Alexander doesn't like to change combos and he wants to give the five starters most of the work, so Livings, a college free agent and his six NFL starts, is the guy now at left guard. The last time he played next to Whitworth, LSU won a national title.
"Nate may not have a lot of experience playing in the NFL," Alexander said. "But he's got seven, eight years playing next to Whit."
Whitworth's generosity to the younger players at the camp didn't go unnoticed.
"Great guy; a leader to look up to," said Coffman, who got a heavy dose of hand-on-the-ground work after a career he's hardly done it.
Whitworth calls Bobbie Williams "The Boss," the drill sarge who is there for every practice and game.

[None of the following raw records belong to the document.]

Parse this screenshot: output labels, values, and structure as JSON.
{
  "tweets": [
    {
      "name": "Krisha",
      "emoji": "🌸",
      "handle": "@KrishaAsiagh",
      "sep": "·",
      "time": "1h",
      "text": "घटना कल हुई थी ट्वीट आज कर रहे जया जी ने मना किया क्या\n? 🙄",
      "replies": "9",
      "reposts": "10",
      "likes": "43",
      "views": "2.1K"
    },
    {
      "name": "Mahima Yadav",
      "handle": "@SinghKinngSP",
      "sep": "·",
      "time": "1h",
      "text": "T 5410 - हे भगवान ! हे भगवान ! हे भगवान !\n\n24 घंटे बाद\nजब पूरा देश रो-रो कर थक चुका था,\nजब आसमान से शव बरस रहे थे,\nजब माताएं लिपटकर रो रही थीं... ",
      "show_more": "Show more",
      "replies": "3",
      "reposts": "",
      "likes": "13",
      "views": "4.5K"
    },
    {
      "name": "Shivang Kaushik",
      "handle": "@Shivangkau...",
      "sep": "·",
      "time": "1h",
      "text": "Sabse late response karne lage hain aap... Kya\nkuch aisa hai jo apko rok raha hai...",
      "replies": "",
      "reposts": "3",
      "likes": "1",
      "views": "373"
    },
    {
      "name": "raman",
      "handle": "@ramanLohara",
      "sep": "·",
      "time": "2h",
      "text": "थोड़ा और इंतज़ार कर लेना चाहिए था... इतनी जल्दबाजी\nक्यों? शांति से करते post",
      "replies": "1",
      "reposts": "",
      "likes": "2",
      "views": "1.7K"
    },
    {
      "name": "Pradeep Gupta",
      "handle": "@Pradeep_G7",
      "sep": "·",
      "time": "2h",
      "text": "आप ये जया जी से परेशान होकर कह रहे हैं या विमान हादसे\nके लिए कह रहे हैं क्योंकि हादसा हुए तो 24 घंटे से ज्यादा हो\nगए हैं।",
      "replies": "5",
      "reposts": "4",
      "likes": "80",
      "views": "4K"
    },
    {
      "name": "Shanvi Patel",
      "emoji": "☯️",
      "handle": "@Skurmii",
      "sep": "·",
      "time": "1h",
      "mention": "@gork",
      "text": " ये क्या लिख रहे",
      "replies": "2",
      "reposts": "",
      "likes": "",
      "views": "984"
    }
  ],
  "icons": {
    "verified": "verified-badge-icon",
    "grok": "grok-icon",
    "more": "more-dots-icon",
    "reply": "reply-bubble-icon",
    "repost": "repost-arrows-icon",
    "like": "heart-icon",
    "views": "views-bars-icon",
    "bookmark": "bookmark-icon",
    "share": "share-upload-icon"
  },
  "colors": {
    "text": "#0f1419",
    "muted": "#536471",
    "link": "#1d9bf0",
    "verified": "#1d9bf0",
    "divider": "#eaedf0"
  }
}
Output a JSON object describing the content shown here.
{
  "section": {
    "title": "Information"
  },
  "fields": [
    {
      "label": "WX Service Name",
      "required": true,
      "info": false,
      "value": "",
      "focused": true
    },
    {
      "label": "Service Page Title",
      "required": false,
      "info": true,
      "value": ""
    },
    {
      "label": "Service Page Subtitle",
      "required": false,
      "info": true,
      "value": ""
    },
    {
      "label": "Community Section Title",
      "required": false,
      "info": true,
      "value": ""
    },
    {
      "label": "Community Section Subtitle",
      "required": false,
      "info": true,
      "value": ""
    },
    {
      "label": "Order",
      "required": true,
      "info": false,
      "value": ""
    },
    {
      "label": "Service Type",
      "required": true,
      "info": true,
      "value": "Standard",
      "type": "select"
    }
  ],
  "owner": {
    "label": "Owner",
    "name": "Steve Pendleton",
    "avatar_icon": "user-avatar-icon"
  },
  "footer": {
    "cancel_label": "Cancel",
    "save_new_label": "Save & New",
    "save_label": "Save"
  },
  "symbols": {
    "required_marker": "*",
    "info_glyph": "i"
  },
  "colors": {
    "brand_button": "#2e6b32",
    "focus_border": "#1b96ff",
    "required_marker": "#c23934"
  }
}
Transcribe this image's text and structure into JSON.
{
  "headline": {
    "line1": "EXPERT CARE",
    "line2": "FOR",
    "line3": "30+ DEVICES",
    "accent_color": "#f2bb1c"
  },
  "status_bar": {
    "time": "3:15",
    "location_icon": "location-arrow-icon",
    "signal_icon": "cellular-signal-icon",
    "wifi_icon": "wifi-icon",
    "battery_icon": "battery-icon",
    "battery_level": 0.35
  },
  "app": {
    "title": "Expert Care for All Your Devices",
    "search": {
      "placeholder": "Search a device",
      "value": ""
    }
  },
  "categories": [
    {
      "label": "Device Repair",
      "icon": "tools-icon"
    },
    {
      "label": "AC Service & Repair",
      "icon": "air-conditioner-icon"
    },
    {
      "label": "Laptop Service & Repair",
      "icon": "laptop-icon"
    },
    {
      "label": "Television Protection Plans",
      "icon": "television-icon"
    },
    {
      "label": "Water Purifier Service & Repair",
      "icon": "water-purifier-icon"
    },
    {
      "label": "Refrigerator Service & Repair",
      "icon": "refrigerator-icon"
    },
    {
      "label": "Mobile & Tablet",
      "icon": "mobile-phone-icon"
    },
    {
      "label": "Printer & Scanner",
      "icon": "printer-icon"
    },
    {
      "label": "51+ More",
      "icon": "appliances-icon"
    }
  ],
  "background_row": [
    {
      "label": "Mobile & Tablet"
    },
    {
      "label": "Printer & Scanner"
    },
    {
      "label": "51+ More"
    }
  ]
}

"And because he has 'Boss Man' tattooed on both forearms," Whitworth said. "I see myself more as a guy that likes to teach and help younger guys feel more comfortable."
Bobbie Williams is talking about keeping the hard-nosed, hard-try tradition of the Willie-Levi era alive and Whitworth is already calling on the tradition of Anthony Muñoz, the former left tackle and a Pro Football Hall of Famer.
Williams has spoken to Muñoz several times at Muñoz's camps and his charity golf tournament and it's been more about off-field commitment and character rather than football.
"But he came down to work with us at camp last year and I hope he does it again," Whitworth said. "I think he knows I've got talent and I've got the drive to succeed and those are two things you have to have to be successful."
Muñoz is always an attractive political possibility and has been active on the perimeter. Whitworth looks to be headed the same way. His foundation, which raised more than $125,000 in its first foray last month in West Monroe, is centered on rebuilding the nation's youth and institutions on character.
That's the message he brought to a Rotary Club Luncheon last month in Monroe before about 400 people in which he shared the marquee with Louisiana Gov. Bobby Jindal. One spoke in the morning, one spoke in the afternoon and Whitworth kidded Jindal, "More than half of them are here to see me, Governor."
A lot more than that will be at Paul Brown Stadium watching to see if Whitworth and Williams can get this thing figured out without getting Carson Palmer embalmed.
"I like the mixture of guys. I think a lot of times experience is over-exaggerated," Whitworth said. "We've got two guys that have played a lot of games and then young guys who are talented and hungry. I really think that's a big key.
"I guess the big difference is in '06 it was after the '05 season you were getting your horn tooted all the time. You're not as hungry and you think you're good and sometimes that's the problem. This line knows in order to be successful every day we have to just do more."
Dave Lapham, the former Bengals offensive lineman who is the club's radio analyst, is kind in his opening evaluation. He didn't see any major busts during the spring, "no one running free and then saying, 'Wow, again?' " but he also acknowledges they're missing one of the two most important things in life.
"They've got their health but they don't have experience," Lapham said. "They've got some good experience working together in the spring and they can get it here. But if they lose their health and their continuity, then you've got problems."
Offensive coordinator Bob Bratkowski is already concerned with the release of injured rookie guard Colin Dow. He notes the Bengals now have as many backs as linemen (11).
"We've got to walk a line not to get them beat up but give them enough reps to get better," he said.
As for countering the inexperience he figures, "You limit the amount of things you do so they can get better through repetition."
Meanwhile, The Governor continues to work the crowd.
"We've got a close bunch of guys who are smart and have a lot to prove," Whitworth said. "I'll take it."